Oliver, W.T., Miles, J.R., Diaz, D.E., Dibner, J.J., Rottinghaus, G.E., Harrell, R.J.
Animal feed science and technology 2012 v.174 no.1-2 pp. 79
animal glands, cell proliferation, diet, endometrium, estrogenic properties, feed contamination, feed conversion, feed intake, gene expression, gilts, growth performance, liveweight gain, messenger RNA, mitogen-activated protein kinase, protein synthesis, proteins, skeletal muscle, urine, zearalenone
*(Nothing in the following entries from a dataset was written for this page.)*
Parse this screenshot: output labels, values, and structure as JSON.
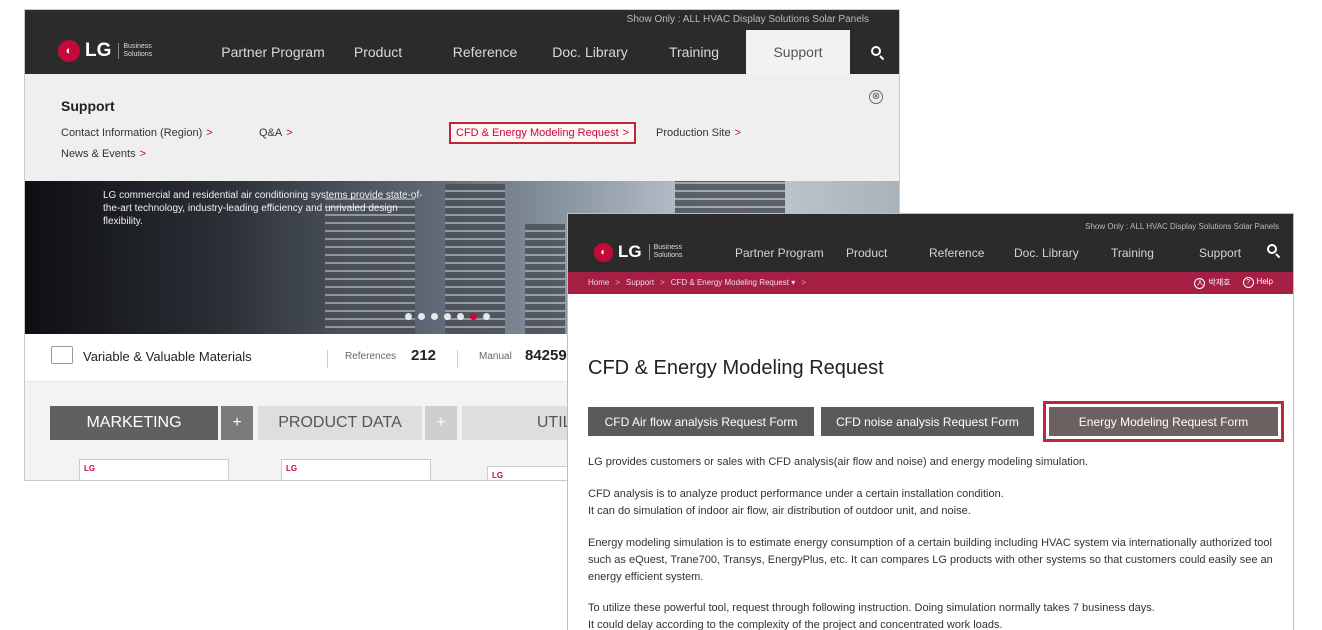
{
  "window_a": {
    "show_only": "Show Only :  ALL  HVAC  Display Solutions  Solar Panels",
    "logo_text": "LG",
    "logo_sub": "Business Solutions",
    "nav": [
      "Partner Program",
      "Product",
      "Reference",
      "Doc. Library",
      "Training",
      "Support"
    ],
    "support_title": "Support",
    "links": {
      "contact": "Contact Information (Region)",
      "qa": "Q&A",
      "cfd": "CFD & Energy Modeling Request",
      "production": "Production Site",
      "news": "News & Events"
    },
    "chevron": ">",
    "close_glyph": "⊗",
    "hero_text": "LG commercial and residential air conditioning systems provide state-of-the-art technology, industry-leading efficiency and unrivaled design flexibility.",
    "stats": {
      "title": "Variable & Valuable Materials",
      "references_label": "References",
      "references_value": "212",
      "manual_label": "Manual",
      "manual_value": "84259"
    },
    "tabs": {
      "marketing": "MARKETING",
      "product_data": "PRODUCT DATA",
      "utility": "UTILI",
      "plus": "+"
    },
    "card_logo": "LG"
  },
  "window_b": {
    "show_only": "Show Only :  ALL  HVAC  Display Solutions  Solar Panels",
    "logo_text": "LG",
    "logo_sub": "Business Solutions",
    "nav": [
      "Partner Program",
      "Product",
      "Reference",
      "Doc. Library",
      "Training",
      "Support"
    ],
    "breadcrumb": [
      "Home",
      "Support",
      "CFD & Energy Modeling Request ▾"
    ],
    "user_name": "박재호",
    "help": "Help",
    "page_title": "CFD & Energy Modeling Request",
    "buttons": {
      "airflow": "CFD Air flow analysis Request Form",
      "noise": "CFD noise analysis Request Form",
      "energy": "Energy Modeling Request Form"
    },
    "paragraphs": [
      "LG provides customers or sales with CFD analysis(air flow and noise) and energy modeling simulation.",
      "CFD analysis is to analyze product performance under a certain installation condition.",
      "It can do simulation of indoor air flow, air distribution of outdoor unit, and noise.",
      "Energy modeling simulation is to estimate energy consumption of a certain building including HVAC system via internationally authorized tool such as eQuest, Trane700, Transys, EnergyPlus, etc. It can compares LG products with other systems so that customers could easily see an energy efficient system.",
      "To utilize these powerful tool, request through following instruction. Doing simulation normally takes 7 business days.",
      "It could delay according to the complexity of the project and concentrated work loads."
    ]
  },
  "colors": {
    "brand_red": "#c6093b",
    "nav_dark": "#2b2b2b",
    "breadcrumb_bar": "#a51f45",
    "highlight_box": "#c0263a",
    "button_gray": "#5a5a5a"
  }
}
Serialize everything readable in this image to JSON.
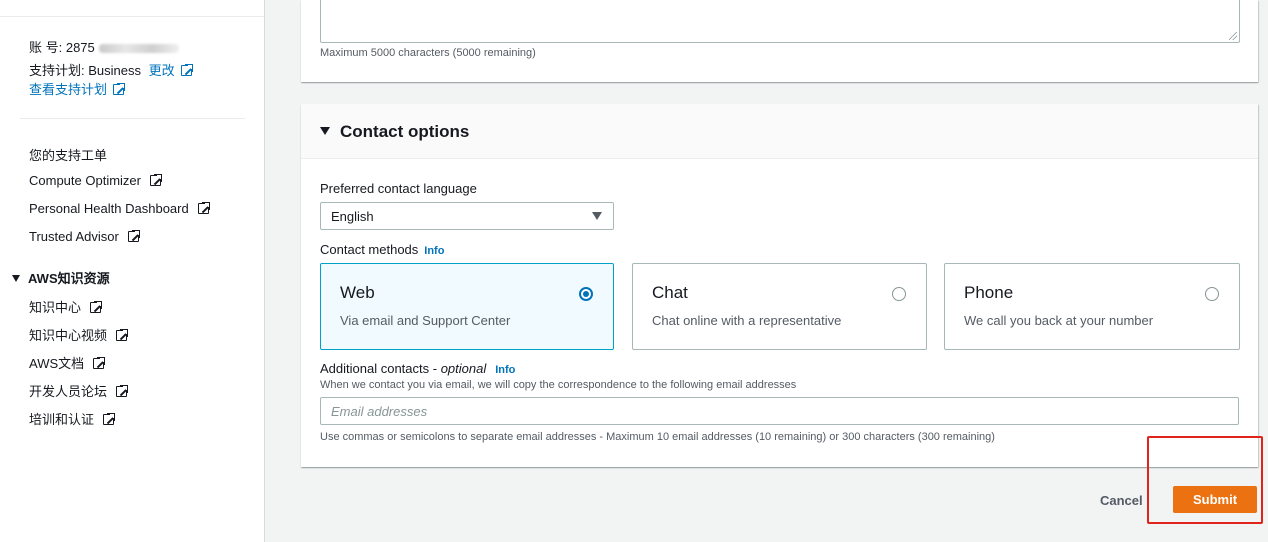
{
  "sidebar": {
    "account_label": "账 号: 2875",
    "support_plan_label": "支持计划: Business",
    "change_link": "更改",
    "view_plan_link": "查看支持计划",
    "nav_items": [
      {
        "label": "您的支持工单"
      },
      {
        "label": "Compute Optimizer"
      },
      {
        "label": "Personal Health Dashboard"
      },
      {
        "label": "Trusted Advisor"
      }
    ],
    "knowledge_section": "AWS知识资源",
    "knowledge_items": [
      {
        "label": "知识中心"
      },
      {
        "label": "知识中心视频"
      },
      {
        "label": "AWS文档"
      },
      {
        "label": "开发人员论坛"
      },
      {
        "label": "培训和认证"
      }
    ]
  },
  "description": {
    "hint": "Maximum 5000 characters (5000 remaining)"
  },
  "contact_options": {
    "title": "Contact options",
    "language_label": "Preferred contact language",
    "language_value": "English",
    "methods_label": "Contact methods",
    "info_label": "Info",
    "methods": [
      {
        "title": "Web",
        "description": "Via email and Support Center",
        "selected": true
      },
      {
        "title": "Chat",
        "description": "Chat online with a representative",
        "selected": false
      },
      {
        "title": "Phone",
        "description": "We call you back at your number",
        "selected": false
      }
    ],
    "additional_label": "Additional contacts - ",
    "additional_optional": "optional",
    "additional_desc": "When we contact you via email, we will copy the correspondence to the following email addresses",
    "email_placeholder": "Email addresses",
    "email_hint": "Use commas or semicolons to separate email addresses - Maximum 10 email addresses (10 remaining) or 300 characters (300 remaining)"
  },
  "actions": {
    "cancel_label": "Cancel",
    "submit_label": "Submit"
  },
  "colors": {
    "accent": "#0073bb",
    "primary_button": "#ec7211",
    "highlight": "#e0231b"
  }
}
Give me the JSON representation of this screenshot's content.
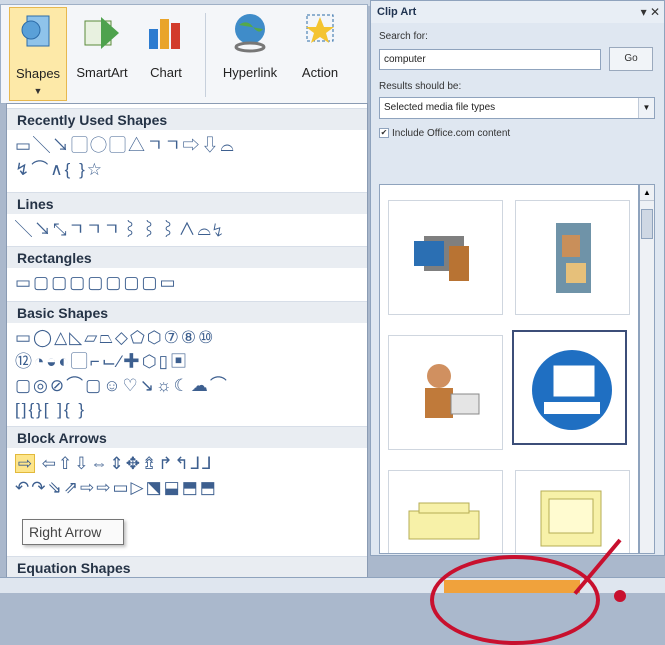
{
  "ribbon": {
    "buttons": {
      "shapes": "Shapes",
      "smartart": "SmartArt",
      "chart": "Chart",
      "hyperlink": "Hyperlink",
      "action": "Action"
    }
  },
  "gallery": {
    "sections": {
      "recent": "Recently Used Shapes",
      "lines": "Lines",
      "rectangles": "Rectangles",
      "basic": "Basic Shapes",
      "block": "Block Arrows",
      "equation": "Equation Shapes"
    },
    "rows": {
      "recent1": "▭╲↘▢◯▢△ㄱㄱ⇨⇩⌓",
      "recent2": "↯⌒∧{ }☆",
      "lines1": "╲↘⤡ㄱㄱㄱ⌇⌇⌇∧⌓↯",
      "rect1": "▭▢▢▢▢▢▢▢▭",
      "basic1": "▭◯△◺▱⏢◇⬠⬡⑦⑧⑩",
      "basic2": "⑫◔◒◐▢⌐⌙⁄✚⬡▯▣",
      "basic3": "▢◎⊘⌒▢☺♡↘☼☾☁⌒",
      "basic4": "[]{}[ ]{ }",
      "arrows1": "⇦⇧⇩⇔⇕✥⇯↱↰⅃⅃",
      "arrows2": "↶↷⇘⇗⇨⇨▭▷⬔⬓⬒⬒",
      "equation1": "✚━✖➗🟰≠"
    },
    "highlighted_icon": "⇨",
    "tooltip": "Right Arrow"
  },
  "clipart": {
    "title": "Clip Art",
    "search_label": "Search for:",
    "search_value": "computer",
    "go": "Go",
    "results_label": "Results should be:",
    "media_types": "Selected media file types",
    "include_label": "Include Office.com content",
    "include_checked": true
  }
}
Zearalenone is a potent mycotoxin that has estrogenic properties. In vitro results indicate that zearalenone metabolites down-regulate proteins associated with protein synthesis (protein kinase B, Akt) and cellular proliferation (extracellular signal-regulated kinase, ERK). The objectives of this study were to determine the effect of zearalenone on (1) growth performance and signaling for protein synthesis, and (2) reproductive tract development. At 28 d of age, gilts were randomly assigned to consume a commercial basal diet (C) or C+1.5mg/kg zearalenone (n=10) for 4 wk, at which time gilts were euthanized, urine collected, and tissue collected. No differences were observed in average daily gain, average daily feed intake, or gain:feed (P>0.28). Reproductive tract weight (2.4-fold) and uterine endometrial gland development (50%) were increased in zearalenone fed gilts (P<0.01). In uterus, estrogen receptor (ER)-α expression was unchanged (P>0.28), but gilts consuming zearalenone had 2.0- and 3.5-fold higher abundance of ER-β mRNA and protein, respectively (P<0.01). No differences were observed in Akt, mammalian target of rapamycin, or ERK abundance or phosphorylation in muscle (P>0.36). Zearalenone had no effect on growth performance or skeletal muscle signaling in prepubertal gilts, but zearalenone increased reproductive tract size and glandular development, possibly due, in part, to altering the expression of ER-β.